An exact repetition of every entry, with no images, is the required answer.
──────── Available data
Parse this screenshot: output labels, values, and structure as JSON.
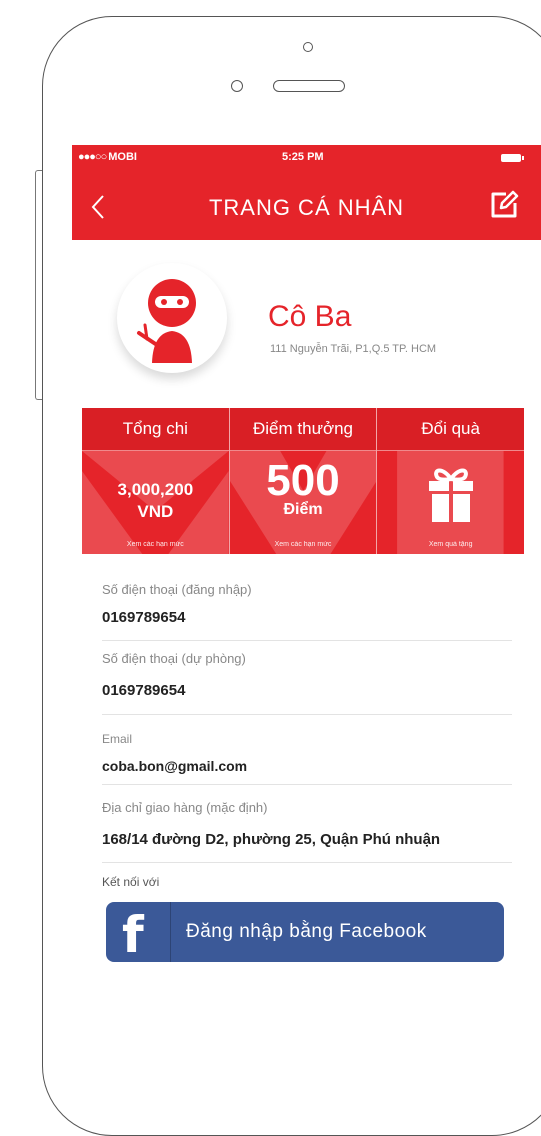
{
  "status_bar": {
    "carrier": "MOBI",
    "time": "5:25 PM"
  },
  "nav": {
    "title": "TRANG CÁ NHÂN",
    "back_icon": "chevron-left-icon",
    "edit_icon": "edit-icon"
  },
  "profile": {
    "name": "Cô Ba",
    "address": "111 Nguyễn Trãi, P1,Q.5 TP. HCM",
    "avatar_icon": "ninja-icon"
  },
  "stats": [
    {
      "title": "Tổng chi",
      "value": "3,000,200",
      "unit": "VND",
      "link": "Xem các hạn mức"
    },
    {
      "title": "Điểm thưởng",
      "value": "500",
      "unit": "Điểm",
      "link": "Xem các hạn mức"
    },
    {
      "title": "Đổi quà",
      "icon": "gift-icon",
      "link": "Xem quà tặng"
    }
  ],
  "fields": [
    {
      "label": "Số điện thoại (đăng nhập)",
      "value": "0169789654"
    },
    {
      "label": "Số điện thoại (dự phòng)",
      "value": "0169789654"
    },
    {
      "label": "Email",
      "value": "coba.bon@gmail.com"
    },
    {
      "label": "Địa chỉ giao hàng (mặc định)",
      "value": "168/14 đường D2, phường 25, Quận Phú nhuận"
    }
  ],
  "connect": {
    "label": "Kết nối với",
    "facebook_button": "Đăng nhập bằng Facebook"
  },
  "colors": {
    "primary": "#e5242a",
    "facebook": "#3b5998"
  }
}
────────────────
__Solved problem__:
Parse this screenshot: output labels, values, and structure as JSON.
{
  "status_bar": {
    "carrier": "MOBI",
    "time": "5:25 PM"
  },
  "nav": {
    "title": "TRANG CÁ NHÂN",
    "back_icon": "chevron-left-icon",
    "edit_icon": "edit-icon"
  },
  "profile": {
    "name": "Cô Ba",
    "address": "111 Nguyễn Trãi, P1,Q.5 TP. HCM",
    "avatar_icon": "ninja-icon"
  },
  "stats": [
    {
      "title": "Tổng chi",
      "value": "3,000,200",
      "unit": "VND",
      "link": "Xem các hạn mức"
    },
    {
      "title": "Điểm thưởng",
      "value": "500",
      "unit": "Điểm",
      "link": "Xem các hạn mức"
    },
    {
      "title": "Đổi quà",
      "icon": "gift-icon",
      "link": "Xem quà tặng"
    }
  ],
  "fields": [
    {
      "label": "Số điện thoại (đăng nhập)",
      "value": "0169789654"
    },
    {
      "label": "Số điện thoại (dự phòng)",
      "value": "0169789654"
    },
    {
      "label": "Email",
      "value": "coba.bon@gmail.com"
    },
    {
      "label": "Địa chỉ giao hàng (mặc định)",
      "value": "168/14 đường D2, phường 25, Quận Phú nhuận"
    }
  ],
  "connect": {
    "label": "Kết nối với",
    "facebook_button": "Đăng nhập bằng Facebook"
  },
  "colors": {
    "primary": "#e5242a",
    "facebook": "#3b5998"
  }
}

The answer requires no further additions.